Thailand's Constitutional Court received a petition from opposition lawmakers on a legal term limit for the country's Prime Minister Prayuth Chan-ocha this week, triggering fresh political turmoil and street protests in the kingdom.
Some 171 members of the House of Representatives backed the petition, which asks the court to rule on an article in the constitution limiting the office of prime ministers to eight years. The court is yet to announce whether it will take up the case.
If so, it is uncertain what ramifications this would have for the Prime Minister Prayuth. A temporary suspension until a ruling is issued is just one of the possible outcomes.
Street protests calling for the resignation of the prime minister have been ongoing in the past couple of days, with police having placed shipping containers to protect streets around government buildings in anticipation of a possible escalation on Tuesday.
Controversy about onset of Prayuth's term
The court is asked to rule on the date that should be used to determine when Prayuth took office and consequently, how long he can remain in his present position.
The current prime minister seized power as an army commander in May 2014 after toppling an elected government in a military coup.
He led a military junta for the first months and was officiated in August of the same year.
His opponents believe this should be the date used to decide on the eight year term limit, which the 68-year-old would then reach on Wednesday, motivating calls for his resignation.
However, his supporters argue that he has been the premier since 2017, when a new constitution was installed or since 2019, after he won a controversial national election.
If the court accepted this claim, Prayuth would have the legal framework to remain in office until 2025 or 2027, as long as he gained enough further support during national elections.
The outcome is uncertain, but many analysts think the court will rule in Prayuth's favour.
Increasing disapproval among the public
Critics of Prayuth have been questioning his political legitimacy for the past two years, while polls show that his approval ratings are at an all time low.
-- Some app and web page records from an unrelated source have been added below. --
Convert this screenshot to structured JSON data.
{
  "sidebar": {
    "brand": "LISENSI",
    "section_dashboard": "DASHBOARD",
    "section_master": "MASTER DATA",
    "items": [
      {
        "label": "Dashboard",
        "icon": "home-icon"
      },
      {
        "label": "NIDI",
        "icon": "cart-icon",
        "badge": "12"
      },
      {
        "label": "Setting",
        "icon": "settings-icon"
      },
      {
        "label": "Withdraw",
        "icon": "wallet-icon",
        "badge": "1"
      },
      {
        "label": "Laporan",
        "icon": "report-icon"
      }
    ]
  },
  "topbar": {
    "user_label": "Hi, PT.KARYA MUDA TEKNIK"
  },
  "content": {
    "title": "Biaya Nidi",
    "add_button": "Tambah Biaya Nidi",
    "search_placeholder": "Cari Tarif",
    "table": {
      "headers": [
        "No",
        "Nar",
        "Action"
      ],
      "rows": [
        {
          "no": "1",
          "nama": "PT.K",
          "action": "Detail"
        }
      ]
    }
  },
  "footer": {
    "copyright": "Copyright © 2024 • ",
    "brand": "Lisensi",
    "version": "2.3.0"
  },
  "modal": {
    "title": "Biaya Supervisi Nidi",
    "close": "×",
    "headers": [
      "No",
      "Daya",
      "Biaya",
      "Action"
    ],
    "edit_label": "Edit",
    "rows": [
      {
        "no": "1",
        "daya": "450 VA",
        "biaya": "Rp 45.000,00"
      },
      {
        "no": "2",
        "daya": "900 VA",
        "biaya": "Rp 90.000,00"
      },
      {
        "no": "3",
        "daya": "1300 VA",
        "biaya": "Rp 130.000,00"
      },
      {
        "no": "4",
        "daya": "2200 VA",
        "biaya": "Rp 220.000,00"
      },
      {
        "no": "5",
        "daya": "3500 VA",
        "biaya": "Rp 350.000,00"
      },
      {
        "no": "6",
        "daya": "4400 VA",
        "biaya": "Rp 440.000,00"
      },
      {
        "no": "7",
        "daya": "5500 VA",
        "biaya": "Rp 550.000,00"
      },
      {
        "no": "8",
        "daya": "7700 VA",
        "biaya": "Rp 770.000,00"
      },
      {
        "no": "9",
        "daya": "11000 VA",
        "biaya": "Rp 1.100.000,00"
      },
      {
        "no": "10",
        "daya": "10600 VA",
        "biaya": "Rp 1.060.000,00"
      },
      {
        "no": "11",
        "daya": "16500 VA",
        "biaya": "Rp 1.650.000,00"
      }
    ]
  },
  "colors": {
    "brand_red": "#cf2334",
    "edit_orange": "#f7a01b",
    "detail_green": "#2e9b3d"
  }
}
The former army commander has remained in power despite major anti-government protests in 2020, a failed national response to the COVID-19 pandemic, a plummeting economy and political mishaps, but it is the constitution he helped install that could now cost him his office.
Fueling the fire, protesters have become jarred by the economic stagnation and grievances inflicted upon their country during Prayuth's time in office.
However, Prayuth and his coalition government have survived four no-confidence votes since the 2019 election, with the most recent one being held last month.
National elections are scheduled for March 2023, but the premier has the authority to call for an earlier date.